As previously reported by The Eye, some students at this event staged a walkout which caused the meeting to lose its quorum and the resolution to not be put to a vote. A quorum is the minimum number of attendees the TMSU must have before proceeding with a meeting, such as the Semi-Annual General Meeting.
“Inflammatory statements and displays of anti-Israel propaganda create escalated tensions on the TMU campus and result in Jewish students feeling targeted on campus by their peers as a result of an international conflict occurring off campus,” the statement of claim reads.
The Eye reached out to the school for comment but did not receive a response in time for publication. This article will be updated with their response.
The Eye has also reached out to the TMSU for comment and will update the article when their response comes in.
The statement of claim alleges that Jewish students have not been able to share their concerns, participate in student spaces or openly display religious symbols out of concern for their safety.
The statement further alleges that students have faced “continued and persistent attacks” for their identity, been asked to leave discussions on Middle Eastern politics and have had their opinions dismissed in class.

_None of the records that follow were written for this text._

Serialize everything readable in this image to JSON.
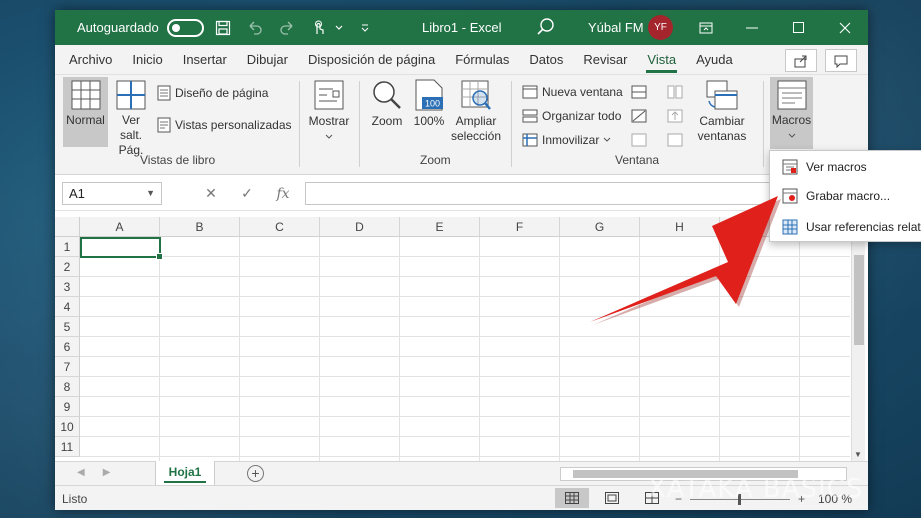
{
  "titlebar": {
    "autosave_label": "Autoguardado",
    "doc_title": "Libro1  -  Excel",
    "user_name": "Yúbal FM",
    "user_initials": "YF"
  },
  "tabs": [
    {
      "label": "Archivo"
    },
    {
      "label": "Inicio"
    },
    {
      "label": "Insertar"
    },
    {
      "label": "Dibujar"
    },
    {
      "label": "Disposición de página"
    },
    {
      "label": "Fórmulas"
    },
    {
      "label": "Datos"
    },
    {
      "label": "Revisar"
    },
    {
      "label": "Vista",
      "active": true
    },
    {
      "label": "Ayuda"
    }
  ],
  "ribbon": {
    "normal": "Normal",
    "ver_salt_1": "Ver salt.",
    "ver_salt_2": "Pág.",
    "diseno_pagina": "Diseño de página",
    "vistas_personalizadas": "Vistas personalizadas",
    "group_vistas": "Vistas de libro",
    "mostrar": "Mostrar",
    "zoom": "Zoom",
    "zoom_100": "100%",
    "ampliar_1": "Ampliar",
    "ampliar_2": "selección",
    "group_zoom": "Zoom",
    "nueva_ventana": "Nueva ventana",
    "organizar_todo": "Organizar todo",
    "inmovilizar": "Inmovilizar",
    "cambiar_1": "Cambiar",
    "cambiar_2": "ventanas",
    "group_ventana": "Ventana",
    "macros": "Macros",
    "icon_100_text": "100"
  },
  "formulabar": {
    "namebox": "A1",
    "fx": "fx"
  },
  "grid": {
    "columns": [
      "A",
      "B",
      "C",
      "D",
      "E",
      "F",
      "G",
      "H",
      "I"
    ],
    "rows": [
      "1",
      "2",
      "3",
      "4",
      "5",
      "6",
      "7",
      "8",
      "9",
      "10",
      "11"
    ]
  },
  "sheets": {
    "active": "Hoja1"
  },
  "status": {
    "text": "Listo",
    "zoom": "100 %"
  },
  "macros_menu": {
    "ver_macros": "Ver macros",
    "grabar_macro": "Grabar macro...",
    "usar_referencias": "Usar referencias relativas"
  },
  "watermark": "XATAKA BASICS",
  "colors": {
    "excel_green": "#217346",
    "arrow_red": "#e0201b"
  }
}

“This is not a lawsuit that is a usual lawsuit that we do because people are seeking financial compensation. These students just want to attend school like everyone else and be able to go there without being harassed and they have a right to do it. The university should be taking a stance against this. If this was any other ethnic group or any other minority there would be an uproar and an outcry,” Zisckind said. “But somehow because it’s Jewish students on campus, nobody seems to be doing what they need to do and upholding the laws and procedures they have in place and they need to be accountable for that and accountable for what they are doing.”
“The next steps [are] that TMU will have to appoint counsel to defend. Then we will get our certification motion and then the court will decide whether or not there is a proper clause to be certified under the law,” Zisckind said.